## Recorded information
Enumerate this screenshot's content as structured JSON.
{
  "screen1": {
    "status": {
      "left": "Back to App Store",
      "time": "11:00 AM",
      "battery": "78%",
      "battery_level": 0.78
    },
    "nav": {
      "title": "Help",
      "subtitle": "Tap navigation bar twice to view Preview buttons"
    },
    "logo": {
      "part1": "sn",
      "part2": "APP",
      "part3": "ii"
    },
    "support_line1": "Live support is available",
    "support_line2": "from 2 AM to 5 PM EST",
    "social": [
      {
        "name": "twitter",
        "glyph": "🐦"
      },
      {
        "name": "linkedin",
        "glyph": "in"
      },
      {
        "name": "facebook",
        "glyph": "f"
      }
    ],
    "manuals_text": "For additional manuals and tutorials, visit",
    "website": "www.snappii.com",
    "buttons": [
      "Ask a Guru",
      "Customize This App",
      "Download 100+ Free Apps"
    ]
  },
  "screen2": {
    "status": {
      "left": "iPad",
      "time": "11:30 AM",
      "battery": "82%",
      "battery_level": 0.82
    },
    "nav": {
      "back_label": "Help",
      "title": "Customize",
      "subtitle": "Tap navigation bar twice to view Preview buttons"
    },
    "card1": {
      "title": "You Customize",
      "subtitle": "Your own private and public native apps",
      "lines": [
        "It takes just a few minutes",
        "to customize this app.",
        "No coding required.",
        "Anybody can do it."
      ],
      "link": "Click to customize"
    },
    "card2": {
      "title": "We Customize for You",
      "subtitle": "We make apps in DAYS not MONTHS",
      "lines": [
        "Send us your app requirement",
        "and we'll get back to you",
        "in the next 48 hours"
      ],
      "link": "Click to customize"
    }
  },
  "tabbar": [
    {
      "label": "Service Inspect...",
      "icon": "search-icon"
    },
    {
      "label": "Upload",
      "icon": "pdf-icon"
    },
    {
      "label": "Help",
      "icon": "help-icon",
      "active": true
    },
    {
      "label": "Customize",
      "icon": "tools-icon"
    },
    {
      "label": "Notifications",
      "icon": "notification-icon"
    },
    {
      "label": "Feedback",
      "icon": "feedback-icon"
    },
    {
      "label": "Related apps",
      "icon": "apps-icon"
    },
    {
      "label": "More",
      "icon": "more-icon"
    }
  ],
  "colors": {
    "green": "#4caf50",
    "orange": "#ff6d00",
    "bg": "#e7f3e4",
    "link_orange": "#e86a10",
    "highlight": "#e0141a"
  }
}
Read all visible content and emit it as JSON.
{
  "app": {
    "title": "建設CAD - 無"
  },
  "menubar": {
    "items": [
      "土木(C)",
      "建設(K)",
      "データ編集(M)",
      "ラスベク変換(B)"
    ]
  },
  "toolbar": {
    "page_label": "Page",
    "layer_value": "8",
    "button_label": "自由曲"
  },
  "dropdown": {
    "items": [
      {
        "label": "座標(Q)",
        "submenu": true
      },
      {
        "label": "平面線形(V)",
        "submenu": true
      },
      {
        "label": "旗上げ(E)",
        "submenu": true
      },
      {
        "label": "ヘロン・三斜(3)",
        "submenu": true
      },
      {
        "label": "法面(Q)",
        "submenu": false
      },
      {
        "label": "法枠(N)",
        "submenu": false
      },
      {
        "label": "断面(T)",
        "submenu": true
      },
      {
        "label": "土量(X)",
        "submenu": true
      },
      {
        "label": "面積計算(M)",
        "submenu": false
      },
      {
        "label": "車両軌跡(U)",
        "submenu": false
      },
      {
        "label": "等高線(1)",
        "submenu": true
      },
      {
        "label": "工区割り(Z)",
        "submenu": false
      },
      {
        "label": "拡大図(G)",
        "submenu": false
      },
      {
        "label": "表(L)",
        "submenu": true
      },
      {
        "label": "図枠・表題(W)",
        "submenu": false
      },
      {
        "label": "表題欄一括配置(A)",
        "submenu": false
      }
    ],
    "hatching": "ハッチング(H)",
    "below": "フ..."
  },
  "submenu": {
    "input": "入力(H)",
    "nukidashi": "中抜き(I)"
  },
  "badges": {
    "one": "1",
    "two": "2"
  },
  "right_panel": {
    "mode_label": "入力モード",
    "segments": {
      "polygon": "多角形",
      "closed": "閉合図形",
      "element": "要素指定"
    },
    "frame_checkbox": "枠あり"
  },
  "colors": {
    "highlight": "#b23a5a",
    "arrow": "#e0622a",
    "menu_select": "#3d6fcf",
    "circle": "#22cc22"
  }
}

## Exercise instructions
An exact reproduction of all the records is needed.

## Solution to this task
Enumerate this screenshot's content as structured JSON.
{
  "screen1": {
    "status": {
      "left": "Back to App Store",
      "time": "11:00 AM",
      "battery": "78%",
      "battery_level": 0.78
    },
    "nav": {
      "title": "Help",
      "subtitle": "Tap navigation bar twice to view Preview buttons"
    },
    "logo": {
      "part1": "sn",
      "part2": "APP",
      "part3": "ii"
    },
    "support_line1": "Live support is available",
    "support_line2": "from 2 AM to 5 PM EST",
    "social": [
      {
        "name": "twitter",
        "glyph": "🐦"
      },
      {
        "name": "linkedin",
        "glyph": "in"
      },
      {
        "name": "facebook",
        "glyph": "f"
      }
    ],
    "manuals_text": "For additional manuals and tutorials, visit",
    "website": "www.snappii.com",
    "buttons": [
      "Ask a Guru",
      "Customize This App",
      "Download 100+ Free Apps"
    ]
  },
  "screen2": {
    "status": {
      "left": "iPad",
      "time": "11:30 AM",
      "battery": "82%",
      "battery_level": 0.82
    },
    "nav": {
      "back_label": "Help",
      "title": "Customize",
      "subtitle": "Tap navigation bar twice to view Preview buttons"
    },
    "card1": {
      "title": "You Customize",
      "subtitle": "Your own private and public native apps",
      "lines": [
        "It takes just a few minutes",
        "to customize this app.",
        "No coding required.",
        "Anybody can do it."
      ],
      "link": "Click to customize"
    },
    "card2": {
      "title": "We Customize for You",
      "subtitle": "We make apps in DAYS not MONTHS",
      "lines": [
        "Send us your app requirement",
        "and we'll get back to you",
        "in the next 48 hours"
      ],
      "link": "Click to customize"
    }
  },
  "tabbar": [
    {
      "label": "Service Inspect...",
      "icon": "search-icon"
    },
    {
      "label": "Upload",
      "icon": "pdf-icon"
    },
    {
      "label": "Help",
      "icon": "help-icon",
      "active": true
    },
    {
      "label": "Customize",
      "icon": "tools-icon"
    },
    {
      "label": "Notifications",
      "icon": "notification-icon"
    },
    {
      "label": "Feedback",
      "icon": "feedback-icon"
    },
    {
      "label": "Related apps",
      "icon": "apps-icon"
    },
    {
      "label": "More",
      "icon": "more-icon"
    }
  ],
  "colors": {
    "green": "#4caf50",
    "orange": "#ff6d00",
    "bg": "#e7f3e4",
    "link_orange": "#e86a10",
    "highlight": "#e0141a"
  }
}
Read all visible content and emit it as JSON.
{
  "app": {
    "title": "建設CAD - 無"
  },
  "menubar": {
    "items": [
      "土木(C)",
      "建設(K)",
      "データ編集(M)",
      "ラスベク変換(B)"
    ]
  },
  "toolbar": {
    "page_label": "Page",
    "layer_value": "8",
    "button_label": "自由曲"
  },
  "dropdown": {
    "items": [
      {
        "label": "座標(Q)",
        "submenu": true
      },
      {
        "label": "平面線形(V)",
        "submenu": true
      },
      {
        "label": "旗上げ(E)",
        "submenu": true
      },
      {
        "label": "ヘロン・三斜(3)",
        "submenu": true
      },
      {
        "label": "法面(Q)",
        "submenu": false
      },
      {
        "label": "法枠(N)",
        "submenu": false
      },
      {
        "label": "断面(T)",
        "submenu": true
      },
      {
        "label": "土量(X)",
        "submenu": true
      },
      {
        "label": "面積計算(M)",
        "submenu": false
      },
      {
        "label": "車両軌跡(U)",
        "submenu": false
      },
      {
        "label": "等高線(1)",
        "submenu": true
      },
      {
        "label": "工区割り(Z)",
        "submenu": false
      },
      {
        "label": "拡大図(G)",
        "submenu": false
      },
      {
        "label": "表(L)",
        "submenu": true
      },
      {
        "label": "図枠・表題(W)",
        "submenu": false
      },
      {
        "label": "表題欄一括配置(A)",
        "submenu": false
      }
    ],
    "hatching": "ハッチング(H)",
    "below": "フ..."
  },
  "submenu": {
    "input": "入力(H)",
    "nukidashi": "中抜き(I)"
  },
  "badges": {
    "one": "1",
    "two": "2"
  },
  "right_panel": {
    "mode_label": "入力モード",
    "segments": {
      "polygon": "多角形",
      "closed": "閉合図形",
      "element": "要素指定"
    },
    "frame_checkbox": "枠あり"
  },
  "colors": {
    "highlight": "#b23a5a",
    "arrow": "#e0622a",
    "menu_select": "#3d6fcf",
    "circle": "#22cc22"
  }
}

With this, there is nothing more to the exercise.